Return the records below from the line containing "Output a JSON" onward, exactly, through and including the last line.
═════ DATA SUPPLIED ═════
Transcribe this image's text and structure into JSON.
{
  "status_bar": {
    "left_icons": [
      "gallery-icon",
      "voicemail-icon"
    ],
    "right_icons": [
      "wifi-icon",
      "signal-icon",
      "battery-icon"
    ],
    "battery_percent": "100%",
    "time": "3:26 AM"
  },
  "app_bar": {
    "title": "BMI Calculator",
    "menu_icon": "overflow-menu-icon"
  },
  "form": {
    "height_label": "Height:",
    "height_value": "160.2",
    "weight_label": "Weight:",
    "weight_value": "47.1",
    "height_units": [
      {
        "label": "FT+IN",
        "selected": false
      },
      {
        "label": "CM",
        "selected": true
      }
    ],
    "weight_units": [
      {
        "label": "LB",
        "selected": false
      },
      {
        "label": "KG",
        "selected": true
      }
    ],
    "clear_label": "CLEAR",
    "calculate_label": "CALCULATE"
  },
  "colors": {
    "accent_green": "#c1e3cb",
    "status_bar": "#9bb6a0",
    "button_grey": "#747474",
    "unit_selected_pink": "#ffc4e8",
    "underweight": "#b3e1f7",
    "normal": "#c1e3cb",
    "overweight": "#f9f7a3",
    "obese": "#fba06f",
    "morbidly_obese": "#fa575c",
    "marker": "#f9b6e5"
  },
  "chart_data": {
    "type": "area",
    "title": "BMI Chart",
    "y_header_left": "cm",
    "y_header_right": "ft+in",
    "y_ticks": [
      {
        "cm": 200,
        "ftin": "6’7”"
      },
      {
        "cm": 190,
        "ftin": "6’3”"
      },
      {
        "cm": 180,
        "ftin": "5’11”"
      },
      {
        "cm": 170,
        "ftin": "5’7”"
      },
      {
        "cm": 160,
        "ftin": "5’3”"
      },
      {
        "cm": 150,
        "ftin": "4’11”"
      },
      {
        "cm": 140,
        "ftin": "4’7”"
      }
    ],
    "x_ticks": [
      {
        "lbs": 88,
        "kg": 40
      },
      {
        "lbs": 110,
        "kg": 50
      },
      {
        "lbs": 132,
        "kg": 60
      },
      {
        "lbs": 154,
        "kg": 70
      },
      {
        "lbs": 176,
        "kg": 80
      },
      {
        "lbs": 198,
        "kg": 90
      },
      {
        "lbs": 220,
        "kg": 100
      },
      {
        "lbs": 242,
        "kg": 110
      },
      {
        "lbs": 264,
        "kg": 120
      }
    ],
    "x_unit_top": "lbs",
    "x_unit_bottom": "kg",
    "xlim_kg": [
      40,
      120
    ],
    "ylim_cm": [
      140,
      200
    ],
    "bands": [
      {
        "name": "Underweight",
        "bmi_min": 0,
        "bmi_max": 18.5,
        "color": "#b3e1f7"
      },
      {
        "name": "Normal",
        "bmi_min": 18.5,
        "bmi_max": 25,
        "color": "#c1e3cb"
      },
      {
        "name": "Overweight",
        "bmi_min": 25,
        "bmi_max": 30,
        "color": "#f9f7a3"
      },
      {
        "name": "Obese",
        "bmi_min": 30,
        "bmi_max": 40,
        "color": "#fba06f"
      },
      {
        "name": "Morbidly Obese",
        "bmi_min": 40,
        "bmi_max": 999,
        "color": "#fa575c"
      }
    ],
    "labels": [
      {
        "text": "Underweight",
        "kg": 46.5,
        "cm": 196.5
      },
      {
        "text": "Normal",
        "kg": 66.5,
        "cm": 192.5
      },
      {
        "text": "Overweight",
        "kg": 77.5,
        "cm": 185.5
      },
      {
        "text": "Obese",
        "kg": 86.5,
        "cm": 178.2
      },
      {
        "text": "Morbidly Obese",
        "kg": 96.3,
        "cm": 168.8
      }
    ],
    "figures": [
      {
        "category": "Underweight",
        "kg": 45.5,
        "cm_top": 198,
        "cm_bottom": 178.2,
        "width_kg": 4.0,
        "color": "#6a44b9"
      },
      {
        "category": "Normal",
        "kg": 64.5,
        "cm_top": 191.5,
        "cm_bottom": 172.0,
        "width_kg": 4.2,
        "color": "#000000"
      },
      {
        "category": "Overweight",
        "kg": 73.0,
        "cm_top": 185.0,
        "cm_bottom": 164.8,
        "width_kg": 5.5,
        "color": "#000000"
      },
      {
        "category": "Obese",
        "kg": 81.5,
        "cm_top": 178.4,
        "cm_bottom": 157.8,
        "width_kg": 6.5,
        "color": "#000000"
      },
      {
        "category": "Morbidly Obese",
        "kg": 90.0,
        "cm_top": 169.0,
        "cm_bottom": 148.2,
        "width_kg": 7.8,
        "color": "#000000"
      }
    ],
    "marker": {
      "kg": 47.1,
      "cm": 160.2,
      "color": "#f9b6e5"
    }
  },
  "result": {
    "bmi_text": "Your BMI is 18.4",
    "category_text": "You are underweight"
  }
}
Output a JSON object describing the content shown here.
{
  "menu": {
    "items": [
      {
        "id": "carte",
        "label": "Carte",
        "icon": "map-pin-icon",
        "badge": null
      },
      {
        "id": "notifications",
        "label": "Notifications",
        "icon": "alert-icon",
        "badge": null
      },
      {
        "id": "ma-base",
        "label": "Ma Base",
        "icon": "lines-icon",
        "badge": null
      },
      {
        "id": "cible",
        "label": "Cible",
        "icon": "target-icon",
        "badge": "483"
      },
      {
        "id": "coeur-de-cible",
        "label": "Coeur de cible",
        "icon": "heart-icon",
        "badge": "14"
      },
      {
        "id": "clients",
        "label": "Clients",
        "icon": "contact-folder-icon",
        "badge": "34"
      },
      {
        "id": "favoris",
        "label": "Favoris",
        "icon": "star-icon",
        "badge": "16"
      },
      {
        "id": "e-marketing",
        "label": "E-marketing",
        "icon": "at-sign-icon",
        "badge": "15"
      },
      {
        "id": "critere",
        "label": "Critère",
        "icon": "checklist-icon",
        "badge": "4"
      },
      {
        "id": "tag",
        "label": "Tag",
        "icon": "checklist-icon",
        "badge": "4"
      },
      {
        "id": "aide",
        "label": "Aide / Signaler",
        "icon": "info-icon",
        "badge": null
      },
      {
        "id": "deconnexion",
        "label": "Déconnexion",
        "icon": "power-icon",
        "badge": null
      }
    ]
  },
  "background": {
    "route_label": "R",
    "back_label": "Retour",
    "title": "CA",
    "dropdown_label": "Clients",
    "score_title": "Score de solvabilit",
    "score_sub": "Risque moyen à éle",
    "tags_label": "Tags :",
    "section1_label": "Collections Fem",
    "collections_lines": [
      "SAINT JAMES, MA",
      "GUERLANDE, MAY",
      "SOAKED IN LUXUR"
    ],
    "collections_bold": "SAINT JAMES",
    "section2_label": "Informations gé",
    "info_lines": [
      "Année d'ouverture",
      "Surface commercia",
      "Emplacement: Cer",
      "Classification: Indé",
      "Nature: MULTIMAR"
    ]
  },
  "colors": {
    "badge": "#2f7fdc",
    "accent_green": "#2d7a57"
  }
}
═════
WRITTEN REPLY:
Output a JSON object describing the content shown here.
{
  "menu": {
    "items": [
      {
        "id": "carte",
        "label": "Carte",
        "icon": "map-pin-icon",
        "badge": null
      },
      {
        "id": "notifications",
        "label": "Notifications",
        "icon": "alert-icon",
        "badge": null
      },
      {
        "id": "ma-base",
        "label": "Ma Base",
        "icon": "lines-icon",
        "badge": null
      },
      {
        "id": "cible",
        "label": "Cible",
        "icon": "target-icon",
        "badge": "483"
      },
      {
        "id": "coeur-de-cible",
        "label": "Coeur de cible",
        "icon": "heart-icon",
        "badge": "14"
      },
      {
        "id": "clients",
        "label": "Clients",
        "icon": "contact-folder-icon",
        "badge": "34"
      },
      {
        "id": "favoris",
        "label": "Favoris",
        "icon": "star-icon",
        "badge": "16"
      },
      {
        "id": "e-marketing",
        "label": "E-marketing",
        "icon": "at-sign-icon",
        "badge": "15"
      },
      {
        "id": "critere",
        "label": "Critère",
        "icon": "checklist-icon",
        "badge": "4"
      },
      {
        "id": "tag",
        "label": "Tag",
        "icon": "checklist-icon",
        "badge": "4"
      },
      {
        "id": "aide",
        "label": "Aide / Signaler",
        "icon": "info-icon",
        "badge": null
      },
      {
        "id": "deconnexion",
        "label": "Déconnexion",
        "icon": "power-icon",
        "badge": null
      }
    ]
  },
  "background": {
    "route_label": "R",
    "back_label": "Retour",
    "title": "CA",
    "dropdown_label": "Clients",
    "score_title": "Score de solvabilit",
    "score_sub": "Risque moyen à éle",
    "tags_label": "Tags :",
    "section1_label": "Collections Fem",
    "collections_lines": [
      "SAINT JAMES, MA",
      "GUERLANDE, MAY",
      "SOAKED IN LUXUR"
    ],
    "collections_bold": "SAINT JAMES",
    "section2_label": "Informations gé",
    "info_lines": [
      "Année d'ouverture",
      "Surface commercia",
      "Emplacement: Cer",
      "Classification: Indé",
      "Nature: MULTIMAR"
    ]
  },
  "colors": {
    "badge": "#2f7fdc",
    "accent_green": "#2d7a57"
  }
}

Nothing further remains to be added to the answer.